History is littered with typo miscues that led to major tech outages, mixups and lots of losses.


Amazon Web Services outlined its post mortem on its S3 outage and the cause boils down to one word: Typo. A typo?!? That's crazy right? Not really. In fact, typos plague software, code and have cost companies billions of dollars.

The cloud giant offered the following when explaining its outage.

The Amazon Simple Storage Service (S3) team was debugging an issue causing the S3 billing system to progress more slowly than expected. At 9:37AM PST, an authorized S3 team member using an established playbook executed a command which was intended to remove a small number of servers for one of the S3 subsystems that is used by the S3 billing process. Unfortunately, one of the inputs to the command was entered incorrectly and a larger set of servers was removed than intended.

Folks say misery loves company and the good news for AWS is that the typo club is pretty extensive. Here's a look at some of the pain caused by a simple typo. Consider:

ZCoin, which allows for private financial transactions, had a "typographical error on a single additional character in code (that) allowed an attacker to create Zerocoin spend transactions without a corresponding mint." The attacker created about 370,000 Zcoins and made a profit of about $400,000. Zcoin is similar to Bitcoin in that it's a digital currency based on cryptography.

Back in 2014 the OpenSSL Heartbleed bug was blamed on four bytes, roughly four characters. That typo left much of the Web vulnerable.

In 2013, Fortune recapped the greatest Excel disasters of all time. The common theme? Damn humans added items, changed models and lost billions of dollars. The recap includes J.P. Morgan, which lost $6.2 billion in 2012 with a few bad trades. J.P. Morgan employees added a measure when it should have been averaged.

Turns out typos have been around as long as code. Priceonomics, a site for data junkies, gave a history lesson on NASA's Venus rocket, which exploded in 1962. What happened? One extra hyphen in the code led to the disaster.

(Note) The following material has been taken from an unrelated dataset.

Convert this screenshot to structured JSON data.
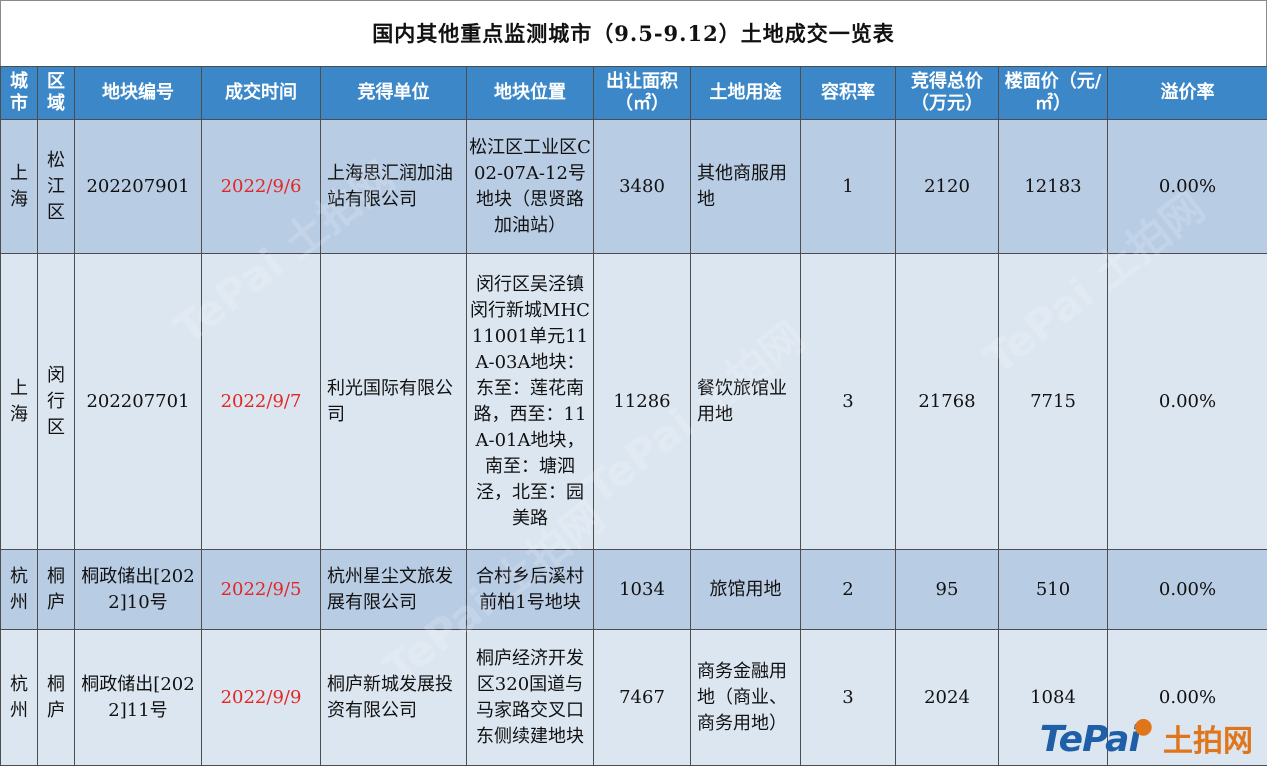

It doesn't take long to realize that typos have been around as long as code. We can move onto new technologies, but it's likely that the typo will endure.